━━━ DATA FOR THE TASK ━━━

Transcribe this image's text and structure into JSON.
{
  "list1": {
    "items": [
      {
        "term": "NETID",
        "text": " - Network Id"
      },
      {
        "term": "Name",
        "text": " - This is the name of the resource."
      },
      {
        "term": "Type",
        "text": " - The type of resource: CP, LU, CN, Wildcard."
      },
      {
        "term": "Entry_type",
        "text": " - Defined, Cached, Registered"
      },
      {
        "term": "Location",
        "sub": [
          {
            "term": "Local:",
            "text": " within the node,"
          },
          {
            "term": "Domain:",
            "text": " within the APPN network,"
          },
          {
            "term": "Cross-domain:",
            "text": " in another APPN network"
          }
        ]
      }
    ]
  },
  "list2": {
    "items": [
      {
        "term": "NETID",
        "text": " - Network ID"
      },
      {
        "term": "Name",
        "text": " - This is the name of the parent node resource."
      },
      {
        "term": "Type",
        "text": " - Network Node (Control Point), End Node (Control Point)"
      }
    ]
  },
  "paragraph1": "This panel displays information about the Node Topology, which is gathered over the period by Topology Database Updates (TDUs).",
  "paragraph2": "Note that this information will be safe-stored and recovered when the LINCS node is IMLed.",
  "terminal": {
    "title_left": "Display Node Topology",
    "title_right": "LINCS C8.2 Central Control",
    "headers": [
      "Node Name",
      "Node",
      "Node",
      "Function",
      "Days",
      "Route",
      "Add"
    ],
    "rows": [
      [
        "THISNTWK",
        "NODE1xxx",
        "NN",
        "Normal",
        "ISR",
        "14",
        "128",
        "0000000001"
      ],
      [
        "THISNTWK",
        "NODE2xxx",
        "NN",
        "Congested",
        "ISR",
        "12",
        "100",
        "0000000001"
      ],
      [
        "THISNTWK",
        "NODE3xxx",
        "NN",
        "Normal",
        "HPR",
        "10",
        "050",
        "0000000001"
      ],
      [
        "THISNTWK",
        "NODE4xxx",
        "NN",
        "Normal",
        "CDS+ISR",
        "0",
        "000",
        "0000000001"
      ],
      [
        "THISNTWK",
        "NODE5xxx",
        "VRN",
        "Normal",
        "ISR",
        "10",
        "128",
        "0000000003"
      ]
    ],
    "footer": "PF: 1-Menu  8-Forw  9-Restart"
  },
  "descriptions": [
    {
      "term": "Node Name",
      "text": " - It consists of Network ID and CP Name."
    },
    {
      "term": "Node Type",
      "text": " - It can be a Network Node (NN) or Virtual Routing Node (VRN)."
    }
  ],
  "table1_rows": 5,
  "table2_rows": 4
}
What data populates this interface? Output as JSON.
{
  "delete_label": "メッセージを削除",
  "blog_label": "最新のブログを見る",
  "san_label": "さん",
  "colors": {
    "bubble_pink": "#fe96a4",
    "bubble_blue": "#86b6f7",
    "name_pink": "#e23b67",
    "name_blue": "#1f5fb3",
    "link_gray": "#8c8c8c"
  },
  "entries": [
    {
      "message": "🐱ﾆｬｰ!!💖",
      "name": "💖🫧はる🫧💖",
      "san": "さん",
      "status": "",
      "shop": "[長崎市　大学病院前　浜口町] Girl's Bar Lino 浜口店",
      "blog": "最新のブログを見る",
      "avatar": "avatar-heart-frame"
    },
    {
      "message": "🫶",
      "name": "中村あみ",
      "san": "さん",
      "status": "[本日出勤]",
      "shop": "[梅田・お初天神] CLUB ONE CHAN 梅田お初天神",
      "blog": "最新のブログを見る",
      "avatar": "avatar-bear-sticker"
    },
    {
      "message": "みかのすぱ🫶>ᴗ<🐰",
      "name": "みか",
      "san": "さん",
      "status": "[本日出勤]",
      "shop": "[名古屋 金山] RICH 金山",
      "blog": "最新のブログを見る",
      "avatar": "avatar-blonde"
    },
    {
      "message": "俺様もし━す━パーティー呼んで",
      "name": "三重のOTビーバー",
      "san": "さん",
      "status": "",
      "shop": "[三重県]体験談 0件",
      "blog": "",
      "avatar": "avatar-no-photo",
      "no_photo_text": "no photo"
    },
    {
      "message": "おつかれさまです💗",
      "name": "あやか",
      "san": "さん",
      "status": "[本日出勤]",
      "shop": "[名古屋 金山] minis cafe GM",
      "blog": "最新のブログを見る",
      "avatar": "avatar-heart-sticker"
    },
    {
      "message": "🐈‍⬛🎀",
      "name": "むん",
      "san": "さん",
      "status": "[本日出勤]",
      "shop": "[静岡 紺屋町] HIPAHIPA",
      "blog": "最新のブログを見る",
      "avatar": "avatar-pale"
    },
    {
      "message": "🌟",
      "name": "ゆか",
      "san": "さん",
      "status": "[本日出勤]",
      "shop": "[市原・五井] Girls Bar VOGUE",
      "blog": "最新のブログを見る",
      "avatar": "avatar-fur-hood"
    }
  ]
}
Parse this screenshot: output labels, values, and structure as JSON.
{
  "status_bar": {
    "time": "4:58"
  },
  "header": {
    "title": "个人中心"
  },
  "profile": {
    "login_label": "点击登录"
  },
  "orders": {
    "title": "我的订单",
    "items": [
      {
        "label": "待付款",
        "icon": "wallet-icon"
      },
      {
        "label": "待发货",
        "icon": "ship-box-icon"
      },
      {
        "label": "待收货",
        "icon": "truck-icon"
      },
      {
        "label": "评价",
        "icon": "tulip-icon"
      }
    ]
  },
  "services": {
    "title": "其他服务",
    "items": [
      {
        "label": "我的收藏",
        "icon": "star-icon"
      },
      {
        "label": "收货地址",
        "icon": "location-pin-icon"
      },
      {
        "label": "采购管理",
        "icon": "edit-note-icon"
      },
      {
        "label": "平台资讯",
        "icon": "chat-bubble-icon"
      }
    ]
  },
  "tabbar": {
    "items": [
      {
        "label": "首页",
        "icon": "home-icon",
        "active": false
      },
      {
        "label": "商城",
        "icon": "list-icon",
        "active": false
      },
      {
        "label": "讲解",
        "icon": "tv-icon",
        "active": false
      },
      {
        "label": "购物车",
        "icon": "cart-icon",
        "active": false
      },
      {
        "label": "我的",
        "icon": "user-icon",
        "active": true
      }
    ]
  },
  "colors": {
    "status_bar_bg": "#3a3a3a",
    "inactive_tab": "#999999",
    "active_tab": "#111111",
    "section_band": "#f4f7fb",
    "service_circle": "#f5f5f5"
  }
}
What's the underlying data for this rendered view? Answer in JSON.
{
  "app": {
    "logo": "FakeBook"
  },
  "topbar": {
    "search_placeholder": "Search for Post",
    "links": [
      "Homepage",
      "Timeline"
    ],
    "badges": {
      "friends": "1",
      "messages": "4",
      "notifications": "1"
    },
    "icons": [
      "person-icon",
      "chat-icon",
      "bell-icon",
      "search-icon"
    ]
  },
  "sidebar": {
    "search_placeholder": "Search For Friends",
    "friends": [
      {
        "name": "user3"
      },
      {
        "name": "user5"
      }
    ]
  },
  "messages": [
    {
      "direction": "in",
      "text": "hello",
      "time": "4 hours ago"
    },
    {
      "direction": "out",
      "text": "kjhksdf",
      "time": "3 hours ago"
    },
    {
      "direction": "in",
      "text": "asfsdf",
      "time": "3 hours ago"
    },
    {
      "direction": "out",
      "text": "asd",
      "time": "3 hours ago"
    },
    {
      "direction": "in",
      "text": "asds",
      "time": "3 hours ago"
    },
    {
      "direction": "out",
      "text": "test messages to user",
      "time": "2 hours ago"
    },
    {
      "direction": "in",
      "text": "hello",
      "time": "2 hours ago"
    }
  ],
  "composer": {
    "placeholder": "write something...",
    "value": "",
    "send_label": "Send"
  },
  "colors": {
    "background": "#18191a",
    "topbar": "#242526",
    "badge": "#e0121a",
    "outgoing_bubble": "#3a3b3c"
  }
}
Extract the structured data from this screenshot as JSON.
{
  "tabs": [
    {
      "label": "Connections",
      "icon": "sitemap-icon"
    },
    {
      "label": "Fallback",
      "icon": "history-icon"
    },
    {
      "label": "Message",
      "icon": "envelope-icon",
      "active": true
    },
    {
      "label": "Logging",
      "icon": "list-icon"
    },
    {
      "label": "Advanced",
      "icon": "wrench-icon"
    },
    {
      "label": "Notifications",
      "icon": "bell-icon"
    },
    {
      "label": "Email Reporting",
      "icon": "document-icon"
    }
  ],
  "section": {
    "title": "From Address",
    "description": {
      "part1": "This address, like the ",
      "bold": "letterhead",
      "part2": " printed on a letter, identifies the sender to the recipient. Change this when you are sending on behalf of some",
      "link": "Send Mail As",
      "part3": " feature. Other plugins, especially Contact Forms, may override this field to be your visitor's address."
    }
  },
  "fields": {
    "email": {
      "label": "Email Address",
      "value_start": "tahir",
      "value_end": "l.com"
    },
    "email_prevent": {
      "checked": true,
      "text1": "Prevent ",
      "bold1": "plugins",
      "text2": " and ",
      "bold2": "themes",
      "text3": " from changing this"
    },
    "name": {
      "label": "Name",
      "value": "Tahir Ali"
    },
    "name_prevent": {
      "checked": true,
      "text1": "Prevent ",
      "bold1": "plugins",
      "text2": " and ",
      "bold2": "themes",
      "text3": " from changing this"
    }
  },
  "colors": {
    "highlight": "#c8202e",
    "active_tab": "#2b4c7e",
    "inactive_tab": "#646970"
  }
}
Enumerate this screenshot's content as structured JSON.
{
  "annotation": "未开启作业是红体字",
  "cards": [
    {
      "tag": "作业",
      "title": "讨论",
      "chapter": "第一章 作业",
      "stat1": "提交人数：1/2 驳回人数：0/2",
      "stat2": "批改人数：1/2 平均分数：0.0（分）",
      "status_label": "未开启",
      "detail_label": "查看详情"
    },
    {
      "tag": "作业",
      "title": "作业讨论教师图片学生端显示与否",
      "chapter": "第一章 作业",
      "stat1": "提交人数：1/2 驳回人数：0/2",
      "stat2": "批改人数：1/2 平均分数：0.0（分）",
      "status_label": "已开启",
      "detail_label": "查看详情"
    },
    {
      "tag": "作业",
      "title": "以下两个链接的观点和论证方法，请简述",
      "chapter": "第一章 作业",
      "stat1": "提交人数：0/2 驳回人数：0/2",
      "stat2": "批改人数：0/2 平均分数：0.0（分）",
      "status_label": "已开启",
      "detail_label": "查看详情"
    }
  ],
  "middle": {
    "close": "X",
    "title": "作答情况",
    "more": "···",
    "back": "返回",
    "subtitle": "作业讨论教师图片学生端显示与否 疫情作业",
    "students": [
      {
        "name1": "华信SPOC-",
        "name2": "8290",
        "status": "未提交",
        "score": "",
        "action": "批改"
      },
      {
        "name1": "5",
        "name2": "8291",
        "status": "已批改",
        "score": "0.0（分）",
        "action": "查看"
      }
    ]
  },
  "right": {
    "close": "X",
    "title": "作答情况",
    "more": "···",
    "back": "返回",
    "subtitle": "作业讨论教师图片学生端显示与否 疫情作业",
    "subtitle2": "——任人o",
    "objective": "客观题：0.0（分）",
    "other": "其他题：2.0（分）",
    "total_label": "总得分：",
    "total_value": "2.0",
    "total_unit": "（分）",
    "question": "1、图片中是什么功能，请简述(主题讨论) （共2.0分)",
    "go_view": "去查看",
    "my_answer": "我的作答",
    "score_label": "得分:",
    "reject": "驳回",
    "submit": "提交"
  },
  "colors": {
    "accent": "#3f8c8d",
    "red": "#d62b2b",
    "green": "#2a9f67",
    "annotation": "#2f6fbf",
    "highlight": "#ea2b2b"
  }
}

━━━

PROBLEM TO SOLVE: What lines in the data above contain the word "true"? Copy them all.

COMPLETED EXERCISE:
        "active": true
      "active": true
      "checked": true,
      "checked": true,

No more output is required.